## Exercise goal:
All of the entries must be reproduced exactly, with no images carried over.

## Supplied data:
┄┄┄┄┄┄
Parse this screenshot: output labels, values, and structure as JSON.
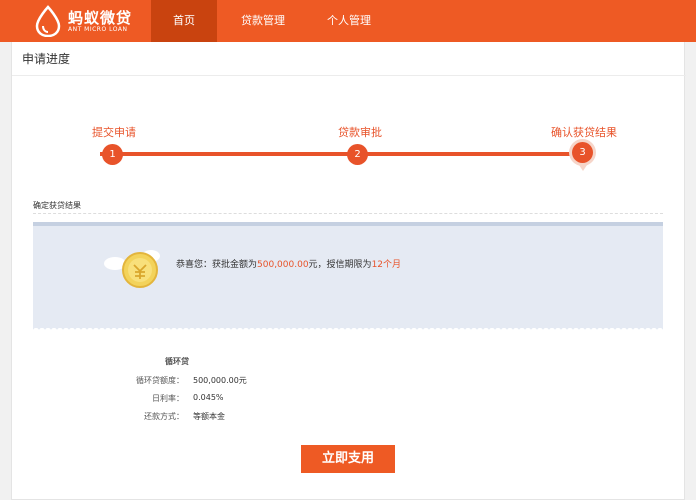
{
  "brand": {
    "name_cn": "蚂蚁微贷",
    "name_en": "ANT MICRO LOAN",
    "accent": "#ee5a24"
  },
  "nav": {
    "items": [
      {
        "label": "首页",
        "active": true
      },
      {
        "label": "贷款管理",
        "active": false
      },
      {
        "label": "个人管理",
        "active": false
      }
    ]
  },
  "page": {
    "title": "申请进度"
  },
  "progress": {
    "steps": [
      {
        "number": "1",
        "label": "提交申请"
      },
      {
        "number": "2",
        "label": "贷款审批"
      },
      {
        "number": "3",
        "label": "确认获贷结果"
      }
    ],
    "current_step": 3
  },
  "result": {
    "section_title": "确定获贷结果",
    "message_prefix": "恭喜您：获批金额为",
    "amount": "500,000.00",
    "message_mid": "元，授信期限为",
    "term": "12个月",
    "icon": "coin-icon"
  },
  "details": {
    "title": "循环贷",
    "rows": [
      {
        "label": "循环贷额度：",
        "value": "500,000.00元"
      },
      {
        "label": "日利率：",
        "value": "0.045%"
      },
      {
        "label": "还款方式：",
        "value": "等额本金"
      }
    ]
  },
  "actions": {
    "primary": "立即支用"
  }
}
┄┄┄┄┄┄
## Task solution:
Parse this screenshot: output labels, values, and structure as JSON.
{
  "brand": {
    "name_cn": "蚂蚁微贷",
    "name_en": "ANT MICRO LOAN",
    "accent": "#ee5a24"
  },
  "nav": {
    "items": [
      {
        "label": "首页",
        "active": true
      },
      {
        "label": "贷款管理",
        "active": false
      },
      {
        "label": "个人管理",
        "active": false
      }
    ]
  },
  "page": {
    "title": "申请进度"
  },
  "progress": {
    "steps": [
      {
        "number": "1",
        "label": "提交申请"
      },
      {
        "number": "2",
        "label": "贷款审批"
      },
      {
        "number": "3",
        "label": "确认获贷结果"
      }
    ],
    "current_step": 3
  },
  "result": {
    "section_title": "确定获贷结果",
    "message_prefix": "恭喜您：获批金额为",
    "amount": "500,000.00",
    "message_mid": "元，授信期限为",
    "term": "12个月",
    "icon": "coin-icon"
  },
  "details": {
    "title": "循环贷",
    "rows": [
      {
        "label": "循环贷额度：",
        "value": "500,000.00元"
      },
      {
        "label": "日利率：",
        "value": "0.045%"
      },
      {
        "label": "还款方式：",
        "value": "等额本金"
      }
    ]
  },
  "actions": {
    "primary": "立即支用"
  }
}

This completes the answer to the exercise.